Editorial: A mockery of democracy
South African politics seems to get dirtier and dirtier all the time. The picture of what is going on in the run-up to the local government elections in August is ugly. Assassinations are simply the most extreme form of violent contestation, but it ranges from targeted killings to the introduction of chaos into the system of nominations and lists by the sheer number of people trying to clamber into the political process – because it looks like the only way to advance oneself.
The economy is lifeless, unemployment keeps going up, and an example has been set at the highest level of how appointments to political positions are probably the quickest way to fortune in South Africa today.
The problem is partly one of political organisation, in which the ANC, as the governing party and the movement that led South Africa into democracy, has neglected to build and maintain structures on the ground – structures that would allow for more say on the part of branches and less top-down imposition of leadership.
The ANC, for as long as it has been a champion – even in its own mind the embodiment – of “the people”, has largely taken a somewhat authoritarian approach to the masses. This has often allowed, in the ANC’s own language, leadership processes and positions to be captured by opportunists.
The problem is also to do with the failure of the ANC to deepen democracy in South Africa – to find more ways to bring people closer to the processes of power, as conducted by those claiming to represent them. The ANC clings to proportional representation in our voting system, enabling a great deal of manipulation of party lists by competing factions and further alienating the ordinary citizen from democratic processes.
It is also about how much or how little the ANC has delivered as the governing party – and lack of delivery is something people feel at local level in terms of housing, electricity, and other basics. Lack of delivery at the highest level – delivery of political stability and economic development – has a general impact, making everything else harder to get done, every other problem harder to solve. Certainly it makes the problem of nation-building, which is ostensibly one of the ruling party’s projects, all but impossible to deal with.

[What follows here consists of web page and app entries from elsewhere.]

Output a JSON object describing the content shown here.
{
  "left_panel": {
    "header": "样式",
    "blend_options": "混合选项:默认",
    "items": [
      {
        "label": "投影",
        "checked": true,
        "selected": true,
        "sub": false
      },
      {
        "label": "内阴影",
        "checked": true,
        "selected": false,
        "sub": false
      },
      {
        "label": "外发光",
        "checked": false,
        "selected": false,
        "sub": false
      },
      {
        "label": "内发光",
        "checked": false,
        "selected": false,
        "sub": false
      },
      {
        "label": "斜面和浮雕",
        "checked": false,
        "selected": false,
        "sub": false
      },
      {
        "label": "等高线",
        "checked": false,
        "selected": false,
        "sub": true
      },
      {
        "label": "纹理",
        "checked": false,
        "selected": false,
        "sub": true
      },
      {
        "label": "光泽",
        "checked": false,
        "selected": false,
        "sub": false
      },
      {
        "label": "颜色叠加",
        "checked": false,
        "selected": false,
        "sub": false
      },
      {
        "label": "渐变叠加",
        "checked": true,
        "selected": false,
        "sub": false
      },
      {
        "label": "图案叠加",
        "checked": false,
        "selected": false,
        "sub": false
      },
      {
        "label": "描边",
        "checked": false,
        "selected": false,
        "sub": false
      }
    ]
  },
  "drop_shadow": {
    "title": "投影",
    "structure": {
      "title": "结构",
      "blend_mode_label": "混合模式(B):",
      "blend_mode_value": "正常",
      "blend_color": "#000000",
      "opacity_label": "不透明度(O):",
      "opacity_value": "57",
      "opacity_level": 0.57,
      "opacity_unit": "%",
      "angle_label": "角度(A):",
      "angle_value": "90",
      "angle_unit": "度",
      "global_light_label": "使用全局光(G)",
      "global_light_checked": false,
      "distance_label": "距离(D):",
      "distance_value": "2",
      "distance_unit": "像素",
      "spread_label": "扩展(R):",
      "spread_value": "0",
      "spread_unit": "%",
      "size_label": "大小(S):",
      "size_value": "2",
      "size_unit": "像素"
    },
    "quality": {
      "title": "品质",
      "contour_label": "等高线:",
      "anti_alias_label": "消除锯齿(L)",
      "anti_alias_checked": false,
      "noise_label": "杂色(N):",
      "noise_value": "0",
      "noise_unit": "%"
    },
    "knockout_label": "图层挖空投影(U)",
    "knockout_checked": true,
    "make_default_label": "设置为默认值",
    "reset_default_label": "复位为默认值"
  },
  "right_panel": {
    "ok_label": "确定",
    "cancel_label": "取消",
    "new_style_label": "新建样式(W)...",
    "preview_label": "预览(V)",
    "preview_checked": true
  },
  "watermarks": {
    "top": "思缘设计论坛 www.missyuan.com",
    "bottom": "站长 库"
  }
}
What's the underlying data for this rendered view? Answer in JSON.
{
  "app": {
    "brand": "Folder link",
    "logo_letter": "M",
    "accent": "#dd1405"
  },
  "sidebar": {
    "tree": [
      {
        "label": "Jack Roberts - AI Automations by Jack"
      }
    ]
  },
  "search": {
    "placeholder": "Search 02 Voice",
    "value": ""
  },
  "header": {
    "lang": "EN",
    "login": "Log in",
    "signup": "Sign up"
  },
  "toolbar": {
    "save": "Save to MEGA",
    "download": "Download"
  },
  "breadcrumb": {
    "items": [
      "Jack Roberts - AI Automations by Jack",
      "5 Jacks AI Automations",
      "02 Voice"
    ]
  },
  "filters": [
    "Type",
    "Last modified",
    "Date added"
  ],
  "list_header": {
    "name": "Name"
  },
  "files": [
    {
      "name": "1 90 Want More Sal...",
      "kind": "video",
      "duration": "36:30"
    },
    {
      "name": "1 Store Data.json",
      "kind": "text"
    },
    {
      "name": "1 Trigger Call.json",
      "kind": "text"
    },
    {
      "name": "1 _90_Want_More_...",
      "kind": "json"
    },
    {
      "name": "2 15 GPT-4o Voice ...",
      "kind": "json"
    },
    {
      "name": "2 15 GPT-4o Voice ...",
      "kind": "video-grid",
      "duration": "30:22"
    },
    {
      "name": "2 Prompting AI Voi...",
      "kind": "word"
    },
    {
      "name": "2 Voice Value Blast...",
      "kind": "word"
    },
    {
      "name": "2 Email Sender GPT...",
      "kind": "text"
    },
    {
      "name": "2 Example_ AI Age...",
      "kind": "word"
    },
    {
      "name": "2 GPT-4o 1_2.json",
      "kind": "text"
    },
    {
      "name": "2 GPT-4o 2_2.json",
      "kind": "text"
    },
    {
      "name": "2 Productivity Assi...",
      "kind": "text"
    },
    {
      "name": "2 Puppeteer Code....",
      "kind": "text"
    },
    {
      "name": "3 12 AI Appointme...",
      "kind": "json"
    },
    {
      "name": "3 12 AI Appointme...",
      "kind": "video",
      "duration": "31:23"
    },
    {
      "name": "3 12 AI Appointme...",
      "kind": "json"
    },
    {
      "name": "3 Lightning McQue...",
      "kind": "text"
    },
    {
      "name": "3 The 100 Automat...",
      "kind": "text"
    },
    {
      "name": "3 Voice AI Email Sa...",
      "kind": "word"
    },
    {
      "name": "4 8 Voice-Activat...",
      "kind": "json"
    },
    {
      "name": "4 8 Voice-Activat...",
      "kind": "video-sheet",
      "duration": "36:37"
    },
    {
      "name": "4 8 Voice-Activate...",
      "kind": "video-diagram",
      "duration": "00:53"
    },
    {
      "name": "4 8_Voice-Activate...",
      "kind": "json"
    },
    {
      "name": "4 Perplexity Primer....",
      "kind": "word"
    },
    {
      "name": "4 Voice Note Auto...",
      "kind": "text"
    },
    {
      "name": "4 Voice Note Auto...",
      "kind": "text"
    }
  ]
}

Local government elections should be part of the process of integration of all South Africans into a living, working democracy – citizens should not simply be spectators at an ugly scrabble for power.